Birds of Prey is releasing on VOD early as theaters shut down worldwide

(Image credit: Courtesy of Warner Bros. Pictures/ & © DC Comics)

Warner Bros will release the Harley Quinn-fronted DC Comics movie Birds of Prey on digital video to own next week, as theaters worldwide are starting to close and the box office landscape for the next few months is looking very barren. 

You'll be able to buy Birds of Prey for $19.99 on March 24 in the US, which is six weeks after its February 7 release date. You'll also be able to rent it starting in April, according to Variety.

We're unsure if Warner Bros UK plans to do the same thing, but we've reached out for comment either way, and we'll update this story if we get a response.

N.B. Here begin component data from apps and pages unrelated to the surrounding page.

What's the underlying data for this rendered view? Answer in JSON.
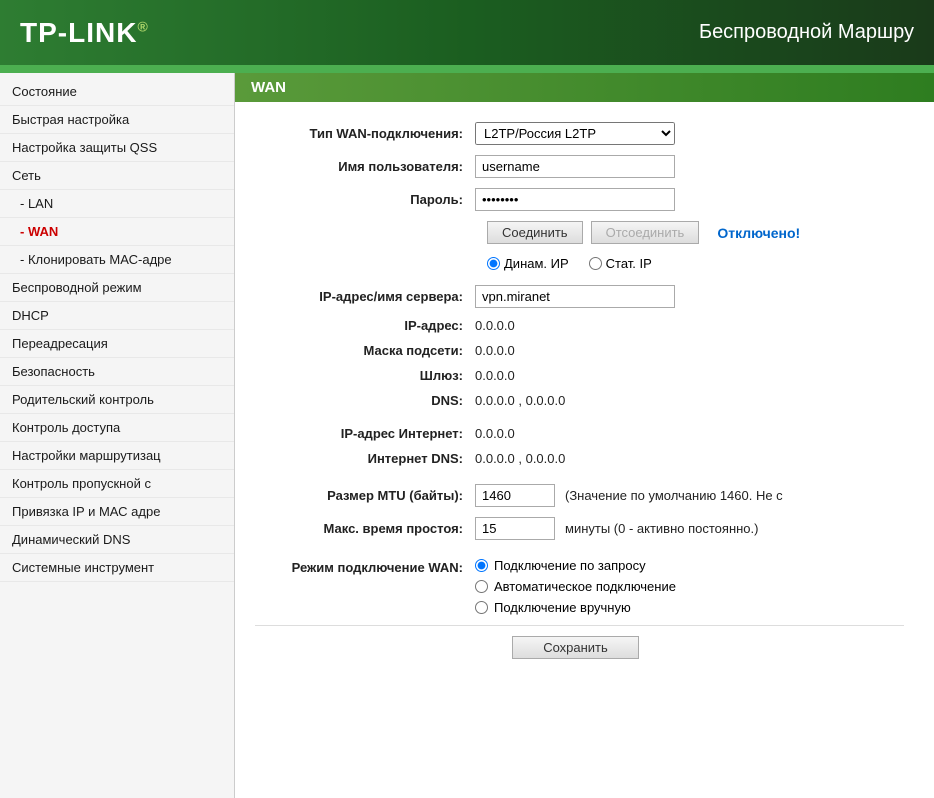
{
  "header": {
    "logo": "TP-LINK",
    "logo_accent": "®",
    "title": "Беспроводной Маршру"
  },
  "sidebar": {
    "items": [
      {
        "label": "Состояние",
        "id": "status",
        "active": false,
        "sub": false
      },
      {
        "label": "Быстрая настройка",
        "id": "quick-setup",
        "active": false,
        "sub": false
      },
      {
        "label": "Настройка защиты QSS",
        "id": "qss",
        "active": false,
        "sub": false
      },
      {
        "label": "Сеть",
        "id": "network",
        "active": false,
        "sub": false
      },
      {
        "label": "- LAN",
        "id": "lan",
        "active": false,
        "sub": true
      },
      {
        "label": "- WAN",
        "id": "wan",
        "active": true,
        "sub": true
      },
      {
        "label": "- Клонировать МАС-адре",
        "id": "mac-clone",
        "active": false,
        "sub": true
      },
      {
        "label": "Беспроводной режим",
        "id": "wireless",
        "active": false,
        "sub": false
      },
      {
        "label": "DHCP",
        "id": "dhcp",
        "active": false,
        "sub": false
      },
      {
        "label": "Переадресация",
        "id": "forwarding",
        "active": false,
        "sub": false
      },
      {
        "label": "Безопасность",
        "id": "security",
        "active": false,
        "sub": false
      },
      {
        "label": "Родительский контроль",
        "id": "parental",
        "active": false,
        "sub": false
      },
      {
        "label": "Контроль доступа",
        "id": "access-control",
        "active": false,
        "sub": false
      },
      {
        "label": "Настройки маршрутизац",
        "id": "routing",
        "active": false,
        "sub": false
      },
      {
        "label": "Контроль пропускной с",
        "id": "bandwidth",
        "active": false,
        "sub": false
      },
      {
        "label": "Привязка IP и МАС адре",
        "id": "ip-mac",
        "active": false,
        "sub": false
      },
      {
        "label": "Динамический DNS",
        "id": "ddns",
        "active": false,
        "sub": false
      },
      {
        "label": "Системные инструмент",
        "id": "system-tools",
        "active": false,
        "sub": false
      }
    ]
  },
  "content": {
    "title": "WAN",
    "wan_type_label": "Тип WAN-подключения:",
    "wan_type_value": "L2TP/Россия L2TP",
    "username_label": "Имя пользователя:",
    "username_value": "username",
    "password_label": "Пароль:",
    "password_value": "••••••••",
    "btn_connect": "Соединить",
    "btn_disconnect": "Отсоединить",
    "status": "Отключено!",
    "dynamic_ip_label": "Динам. ИP",
    "static_ip_label": "Стат. IP",
    "server_ip_label": "IP-адрес/имя сервера:",
    "server_ip_value": "vpn.miranet",
    "ip_label": "IP-адрес:",
    "ip_value": "0.0.0.0",
    "subnet_label": "Маска подсети:",
    "subnet_value": "0.0.0.0",
    "gateway_label": "Шлюз:",
    "gateway_value": "0.0.0.0",
    "dns_label": "DNS:",
    "dns_value": "0.0.0.0 , 0.0.0.0",
    "internet_ip_label": "IP-адрес Интернет:",
    "internet_ip_value": "0.0.0.0",
    "internet_dns_label": "Интернет DNS:",
    "internet_dns_value": "0.0.0.0 , 0.0.0.0",
    "mtu_label": "Размер MTU (байты):",
    "mtu_value": "1460",
    "mtu_hint": "(Значение по умолчанию 1460. Не с",
    "idle_label": "Макс. время простоя:",
    "idle_value": "15",
    "idle_hint": "минуты (0 - активно постоянно.)",
    "mode_label": "Режим подключение WAN:",
    "mode_option1": "Подключение по запросу",
    "mode_option2": "Автоматическое подключение",
    "mode_option3": "Подключение вручную",
    "btn_save": "Сохранить"
  }
}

This follows Universal's announcement that recent or even upcoming movies like The Invisible Man, Emma and Trolls: World Tour will be available to rent for $19.99 (or your local currency equivalent) for a 48-hour period, breaking the traditional rules for home video releases.

Birds of Prey director Cathy Yan supports the move for her movie. 

Theaters are closing everywhere

It makes sense that movie studios want to recoup their losses, as cinema chains around the US start to close down. AMC announced yesterday that it'll close for 6-12 weeks as coronavirus fears spread.

The US box office just had its worst weekend for more than 20 years, too, with Pixar movie Onward being the only film to break $10 million. In China, every cinema has been shut since January. 

These kinds of moves are probably just going to happen more and more. Over the weekend, Disney Plus surprise-released Frozen 2, while The Rise of Skywalker released a few days early.

Samuel Roberts

Samuel is a PR Manager at game developer Frontier. Formerly TechRadar's Senior Entertainment Editor, he's an expert in Marvel, Star Wars, Netflix shows and general streaming stuff. Before his stint at TechRadar, he spent six years at PC Gamer. Samuel is also the co-host of the popular Back Page podcast, in which he details the trials and tribulations of being a games magazine editor – and attempts to justify his impulsive eBay games buying binges.